Alien hunters believed they spotted a UFO entering the earth's atmosphere on July 9 via NASA's International Space Station's live feed.
But wait, the plot got even thicker -- shortly after the 'UFO' was seen entering the atmosphere, the ISS feed was inexplicably cut due to "signal loss."
The alleged alien invasion was first reported by the UFO hunter Streetcap1 in a YouTube video, which has since been viewed over half a million times.
Naturally, people ran wild with their speculations.
Some guessed the object might have been the Chinese space station Tiangong-1, which China had lost contact with, returning to Earth.
Others, including Streetcap1, believed the answer was a lot simpler.
"Remember a ufo is an unidentified flying object," he wrote in his video's description. "This could well be a meteor or the like."
2. Juno sent its first image of Jupiter back from orbit
NASA's spacecraft Juno left Earth nearly 5 years ago, and a few weeks ago, it finally reached its destination, entering Jupiter's orbit.
However, at the time, we didn't get much visual information in terms of what Juno saw as it approached the giant planet.
On Tuesday, the agency released the first set of images from Juno's in-orbit view and, as expected, they were spectacular.
According to NASA, "The new view was obtained on July 10, 2016, at 10:30 a.m. PDT (1:30 p.m. EDT, 5:30 UTC), when the spacecraft was 2.7 million miles (4.3 million kilometers) from Jupiter on the outbound leg of its initial 53.5-day capture orbit.
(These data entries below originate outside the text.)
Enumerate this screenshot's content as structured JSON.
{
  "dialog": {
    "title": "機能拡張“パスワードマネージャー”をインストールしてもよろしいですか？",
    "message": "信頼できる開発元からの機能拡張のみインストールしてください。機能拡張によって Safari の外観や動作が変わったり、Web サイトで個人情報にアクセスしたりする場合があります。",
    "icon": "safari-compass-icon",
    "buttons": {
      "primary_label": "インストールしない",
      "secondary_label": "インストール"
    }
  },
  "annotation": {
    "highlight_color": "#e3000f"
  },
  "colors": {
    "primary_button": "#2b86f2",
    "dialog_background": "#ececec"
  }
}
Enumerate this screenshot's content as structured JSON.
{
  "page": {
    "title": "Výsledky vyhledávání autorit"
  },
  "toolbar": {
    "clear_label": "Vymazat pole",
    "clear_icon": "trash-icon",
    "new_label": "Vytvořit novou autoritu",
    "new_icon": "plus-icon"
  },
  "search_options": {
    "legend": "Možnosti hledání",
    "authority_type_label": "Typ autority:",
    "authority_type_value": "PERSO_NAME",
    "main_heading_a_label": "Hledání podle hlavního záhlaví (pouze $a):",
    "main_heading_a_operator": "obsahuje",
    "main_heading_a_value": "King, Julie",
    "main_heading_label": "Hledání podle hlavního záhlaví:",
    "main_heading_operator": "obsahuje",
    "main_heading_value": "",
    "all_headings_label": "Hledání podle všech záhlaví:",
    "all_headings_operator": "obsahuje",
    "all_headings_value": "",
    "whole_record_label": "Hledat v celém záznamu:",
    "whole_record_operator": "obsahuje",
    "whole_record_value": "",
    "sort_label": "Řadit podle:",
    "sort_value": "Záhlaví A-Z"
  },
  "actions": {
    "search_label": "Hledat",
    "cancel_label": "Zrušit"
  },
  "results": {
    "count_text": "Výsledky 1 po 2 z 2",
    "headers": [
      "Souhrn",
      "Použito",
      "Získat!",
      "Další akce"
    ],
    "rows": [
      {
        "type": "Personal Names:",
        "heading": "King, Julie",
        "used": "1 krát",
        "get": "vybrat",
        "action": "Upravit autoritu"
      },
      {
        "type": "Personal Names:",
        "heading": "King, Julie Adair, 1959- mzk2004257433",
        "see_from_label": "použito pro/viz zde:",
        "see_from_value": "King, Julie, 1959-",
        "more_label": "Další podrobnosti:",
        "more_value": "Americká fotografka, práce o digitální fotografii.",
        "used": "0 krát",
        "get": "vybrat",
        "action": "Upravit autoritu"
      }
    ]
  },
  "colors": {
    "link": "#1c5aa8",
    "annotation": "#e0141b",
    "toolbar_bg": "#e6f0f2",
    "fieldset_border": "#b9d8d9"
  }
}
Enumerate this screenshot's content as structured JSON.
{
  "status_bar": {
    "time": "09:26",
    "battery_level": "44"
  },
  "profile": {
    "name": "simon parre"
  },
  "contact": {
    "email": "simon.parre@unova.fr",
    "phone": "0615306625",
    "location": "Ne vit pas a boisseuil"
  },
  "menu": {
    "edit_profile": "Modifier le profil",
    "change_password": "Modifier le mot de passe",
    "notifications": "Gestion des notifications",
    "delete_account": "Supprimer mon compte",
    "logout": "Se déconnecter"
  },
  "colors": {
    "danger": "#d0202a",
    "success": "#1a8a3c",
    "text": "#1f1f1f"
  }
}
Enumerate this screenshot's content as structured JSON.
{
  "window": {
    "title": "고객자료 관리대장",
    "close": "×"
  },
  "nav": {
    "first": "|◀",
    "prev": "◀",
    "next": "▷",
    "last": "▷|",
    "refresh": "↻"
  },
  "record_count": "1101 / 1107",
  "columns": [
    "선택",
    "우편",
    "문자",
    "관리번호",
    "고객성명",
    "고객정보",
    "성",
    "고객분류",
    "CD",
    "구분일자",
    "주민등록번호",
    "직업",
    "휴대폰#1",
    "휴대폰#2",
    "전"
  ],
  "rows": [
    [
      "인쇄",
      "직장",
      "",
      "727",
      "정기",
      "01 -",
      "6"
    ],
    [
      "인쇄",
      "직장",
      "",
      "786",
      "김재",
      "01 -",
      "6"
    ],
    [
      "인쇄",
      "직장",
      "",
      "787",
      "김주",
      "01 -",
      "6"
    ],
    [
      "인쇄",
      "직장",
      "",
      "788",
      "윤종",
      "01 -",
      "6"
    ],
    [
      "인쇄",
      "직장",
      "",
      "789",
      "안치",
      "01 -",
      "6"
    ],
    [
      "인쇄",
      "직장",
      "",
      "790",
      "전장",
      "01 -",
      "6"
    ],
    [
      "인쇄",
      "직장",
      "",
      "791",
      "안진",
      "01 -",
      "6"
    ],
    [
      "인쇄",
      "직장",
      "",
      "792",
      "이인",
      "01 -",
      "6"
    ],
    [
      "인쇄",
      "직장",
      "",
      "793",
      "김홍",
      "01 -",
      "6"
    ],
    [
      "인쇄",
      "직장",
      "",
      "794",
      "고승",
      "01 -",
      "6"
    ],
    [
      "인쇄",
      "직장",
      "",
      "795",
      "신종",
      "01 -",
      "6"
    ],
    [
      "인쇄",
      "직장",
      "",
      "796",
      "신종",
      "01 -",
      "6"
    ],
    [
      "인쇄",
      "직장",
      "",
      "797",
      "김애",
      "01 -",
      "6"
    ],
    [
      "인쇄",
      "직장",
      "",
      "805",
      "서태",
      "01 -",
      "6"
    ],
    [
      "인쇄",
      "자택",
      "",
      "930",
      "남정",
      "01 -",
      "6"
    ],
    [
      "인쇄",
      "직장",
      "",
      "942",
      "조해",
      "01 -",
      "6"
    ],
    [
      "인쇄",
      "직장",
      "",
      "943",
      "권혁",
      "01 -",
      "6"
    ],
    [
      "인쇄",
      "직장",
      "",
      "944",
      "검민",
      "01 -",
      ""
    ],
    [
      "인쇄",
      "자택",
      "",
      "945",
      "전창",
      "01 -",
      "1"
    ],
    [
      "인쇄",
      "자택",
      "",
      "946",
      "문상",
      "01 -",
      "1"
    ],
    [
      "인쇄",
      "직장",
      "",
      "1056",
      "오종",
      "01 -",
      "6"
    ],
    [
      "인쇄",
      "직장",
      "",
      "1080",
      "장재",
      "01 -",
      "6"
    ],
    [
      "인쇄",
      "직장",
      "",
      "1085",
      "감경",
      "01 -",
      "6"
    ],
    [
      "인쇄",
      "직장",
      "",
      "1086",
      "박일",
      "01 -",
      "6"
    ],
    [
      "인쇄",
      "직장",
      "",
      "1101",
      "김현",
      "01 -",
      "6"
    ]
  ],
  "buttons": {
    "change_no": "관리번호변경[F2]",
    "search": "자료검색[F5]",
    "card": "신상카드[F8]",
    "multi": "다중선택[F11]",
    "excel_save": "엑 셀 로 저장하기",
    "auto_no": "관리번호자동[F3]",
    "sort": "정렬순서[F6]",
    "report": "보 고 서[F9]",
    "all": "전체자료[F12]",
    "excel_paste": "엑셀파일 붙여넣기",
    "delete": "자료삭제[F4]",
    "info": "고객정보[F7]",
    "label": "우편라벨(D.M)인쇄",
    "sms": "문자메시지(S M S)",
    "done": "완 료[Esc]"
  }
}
The color image shows atmospheric features on Jupiter, including the famous Great Red Spot, and three of the massive planet's four largest moons — Io, Europa and Ganymede, from left to right in the image."
The agency expects to receive first high-resolution images of the gas giant after several weeks.
1. NASA's Kepler spotted over 100 new exoplanets -- some in the habitable zone
NASA's Kepler Space Telescope has been hard at work scanning the universe for planetary bodies and has now confirmed a whopping 104 of them outside our solar system as part of its K2 mission.
Four of the orbs are believed to be rocky and two rest within their star's habitable zone.
According to NASA, "The planets, all between 20 and 50 percent larger than Earth by diameter, are orbiting the M dwarf star K2-72, found 181 light years away...The host star is less than half the size of the sun and less bright. The planets' orbital periods range from five and a half to 24 days, and two of them may experience irradiation levels from their star comparable to those on Earth. Despite their tight orbits...the possibility that life could arise on a planet around such a star cannot be ruled out."
Now ... if only we could figure out how to travel 181 light years just a little bit faster.
That's all for now, have a stellar week!